[Your instructions]: For each entry that follows, produce an exact copy.

[Information provided]:
=== Section Start ===

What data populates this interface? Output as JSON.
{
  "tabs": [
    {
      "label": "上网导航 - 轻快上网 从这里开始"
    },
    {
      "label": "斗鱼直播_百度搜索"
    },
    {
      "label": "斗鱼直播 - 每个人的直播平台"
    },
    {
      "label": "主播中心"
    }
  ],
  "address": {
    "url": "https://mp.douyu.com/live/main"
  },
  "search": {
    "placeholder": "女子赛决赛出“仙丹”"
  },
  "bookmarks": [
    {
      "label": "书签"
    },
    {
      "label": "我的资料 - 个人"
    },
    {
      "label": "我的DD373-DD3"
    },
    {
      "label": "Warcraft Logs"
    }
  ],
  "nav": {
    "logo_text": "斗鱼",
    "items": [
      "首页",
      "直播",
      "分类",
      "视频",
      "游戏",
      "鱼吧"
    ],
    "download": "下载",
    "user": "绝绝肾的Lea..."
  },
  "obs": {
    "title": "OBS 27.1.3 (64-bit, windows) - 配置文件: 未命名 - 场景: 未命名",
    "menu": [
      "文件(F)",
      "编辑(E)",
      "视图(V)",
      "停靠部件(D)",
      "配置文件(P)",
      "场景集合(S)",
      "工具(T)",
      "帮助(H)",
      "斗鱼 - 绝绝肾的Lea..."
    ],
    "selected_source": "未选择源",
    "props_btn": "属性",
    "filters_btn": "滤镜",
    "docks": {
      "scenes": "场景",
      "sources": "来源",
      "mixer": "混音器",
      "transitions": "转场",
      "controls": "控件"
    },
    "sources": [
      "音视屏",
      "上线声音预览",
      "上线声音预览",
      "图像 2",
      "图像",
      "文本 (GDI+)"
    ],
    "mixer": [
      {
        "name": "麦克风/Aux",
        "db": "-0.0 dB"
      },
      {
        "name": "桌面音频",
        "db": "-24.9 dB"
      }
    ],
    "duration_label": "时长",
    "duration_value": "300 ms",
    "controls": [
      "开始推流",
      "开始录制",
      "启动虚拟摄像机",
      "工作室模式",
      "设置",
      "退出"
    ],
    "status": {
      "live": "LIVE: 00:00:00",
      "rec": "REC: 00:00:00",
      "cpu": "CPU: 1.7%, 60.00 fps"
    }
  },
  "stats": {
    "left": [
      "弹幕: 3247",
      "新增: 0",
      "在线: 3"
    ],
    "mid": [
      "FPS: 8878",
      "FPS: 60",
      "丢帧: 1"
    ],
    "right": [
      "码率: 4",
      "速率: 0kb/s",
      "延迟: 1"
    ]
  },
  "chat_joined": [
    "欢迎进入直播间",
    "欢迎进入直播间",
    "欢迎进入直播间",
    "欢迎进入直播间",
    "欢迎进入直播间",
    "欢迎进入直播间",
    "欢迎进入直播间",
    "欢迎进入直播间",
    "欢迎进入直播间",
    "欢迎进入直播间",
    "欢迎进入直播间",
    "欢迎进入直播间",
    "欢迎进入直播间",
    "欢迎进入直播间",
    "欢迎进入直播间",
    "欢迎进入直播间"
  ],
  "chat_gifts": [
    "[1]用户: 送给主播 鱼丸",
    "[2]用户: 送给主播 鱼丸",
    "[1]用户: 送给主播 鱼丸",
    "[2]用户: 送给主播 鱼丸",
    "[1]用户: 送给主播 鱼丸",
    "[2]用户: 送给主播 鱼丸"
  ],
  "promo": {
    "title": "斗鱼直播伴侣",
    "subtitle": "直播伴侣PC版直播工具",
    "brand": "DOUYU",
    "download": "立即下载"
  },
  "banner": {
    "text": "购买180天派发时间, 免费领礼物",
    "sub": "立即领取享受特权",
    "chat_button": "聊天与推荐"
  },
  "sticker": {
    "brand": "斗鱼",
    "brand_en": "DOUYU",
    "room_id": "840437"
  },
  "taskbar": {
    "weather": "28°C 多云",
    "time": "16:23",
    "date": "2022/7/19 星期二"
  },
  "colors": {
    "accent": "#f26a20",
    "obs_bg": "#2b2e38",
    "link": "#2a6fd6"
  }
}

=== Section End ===

[Solution below]:
What data populates this interface? Output as JSON.
{
  "tabs": [
    {
      "label": "上网导航 - 轻快上网 从这里开始"
    },
    {
      "label": "斗鱼直播_百度搜索"
    },
    {
      "label": "斗鱼直播 - 每个人的直播平台"
    },
    {
      "label": "主播中心"
    }
  ],
  "address": {
    "url": "https://mp.douyu.com/live/main"
  },
  "search": {
    "placeholder": "女子赛决赛出“仙丹”"
  },
  "bookmarks": [
    {
      "label": "书签"
    },
    {
      "label": "我的资料 - 个人"
    },
    {
      "label": "我的DD373-DD3"
    },
    {
      "label": "Warcraft Logs"
    }
  ],
  "nav": {
    "logo_text": "斗鱼",
    "items": [
      "首页",
      "直播",
      "分类",
      "视频",
      "游戏",
      "鱼吧"
    ],
    "download": "下载",
    "user": "绝绝肾的Lea..."
  },
  "obs": {
    "title": "OBS 27.1.3 (64-bit, windows) - 配置文件: 未命名 - 场景: 未命名",
    "menu": [
      "文件(F)",
      "编辑(E)",
      "视图(V)",
      "停靠部件(D)",
      "配置文件(P)",
      "场景集合(S)",
      "工具(T)",
      "帮助(H)",
      "斗鱼 - 绝绝肾的Lea..."
    ],
    "selected_source": "未选择源",
    "props_btn": "属性",
    "filters_btn": "滤镜",
    "docks": {
      "scenes": "场景",
      "sources": "来源",
      "mixer": "混音器",
      "transitions": "转场",
      "controls": "控件"
    },
    "sources": [
      "音视屏",
      "上线声音预览",
      "上线声音预览",
      "图像 2",
      "图像",
      "文本 (GDI+)"
    ],
    "mixer": [
      {
        "name": "麦克风/Aux",
        "db": "-0.0 dB"
      },
      {
        "name": "桌面音频",
        "db": "-24.9 dB"
      }
    ],
    "duration_label": "时长",
    "duration_value": "300 ms",
    "controls": [
      "开始推流",
      "开始录制",
      "启动虚拟摄像机",
      "工作室模式",
      "设置",
      "退出"
    ],
    "status": {
      "live": "LIVE: 00:00:00",
      "rec": "REC: 00:00:00",
      "cpu": "CPU: 1.7%, 60.00 fps"
    }
  },
  "stats": {
    "left": [
      "弹幕: 3247",
      "新增: 0",
      "在线: 3"
    ],
    "mid": [
      "FPS: 8878",
      "FPS: 60",
      "丢帧: 1"
    ],
    "right": [
      "码率: 4",
      "速率: 0kb/s",
      "延迟: 1"
    ]
  },
  "chat_joined": [
    "欢迎进入直播间",
    "欢迎进入直播间",
    "欢迎进入直播间",
    "欢迎进入直播间",
    "欢迎进入直播间",
    "欢迎进入直播间",
    "欢迎进入直播间",
    "欢迎进入直播间",
    "欢迎进入直播间",
    "欢迎进入直播间",
    "欢迎进入直播间",
    "欢迎进入直播间",
    "欢迎进入直播间",
    "欢迎进入直播间",
    "欢迎进入直播间",
    "欢迎进入直播间"
  ],
  "chat_gifts": [
    "[1]用户: 送给主播 鱼丸",
    "[2]用户: 送给主播 鱼丸",
    "[1]用户: 送给主播 鱼丸",
    "[2]用户: 送给主播 鱼丸",
    "[1]用户: 送给主播 鱼丸",
    "[2]用户: 送给主播 鱼丸"
  ],
  "promo": {
    "title": "斗鱼直播伴侣",
    "subtitle": "直播伴侣PC版直播工具",
    "brand": "DOUYU",
    "download": "立即下载"
  },
  "banner": {
    "text": "购买180天派发时间, 免费领礼物",
    "sub": "立即领取享受特权",
    "chat_button": "聊天与推荐"
  },
  "sticker": {
    "brand": "斗鱼",
    "brand_en": "DOUYU",
    "room_id": "840437"
  },
  "taskbar": {
    "weather": "28°C 多云",
    "time": "16:23",
    "date": "2022/7/19 星期二"
  },
  "colors": {
    "accent": "#f26a20",
    "obs_bg": "#2b2e38",
    "link": "#2a6fd6"
  }
}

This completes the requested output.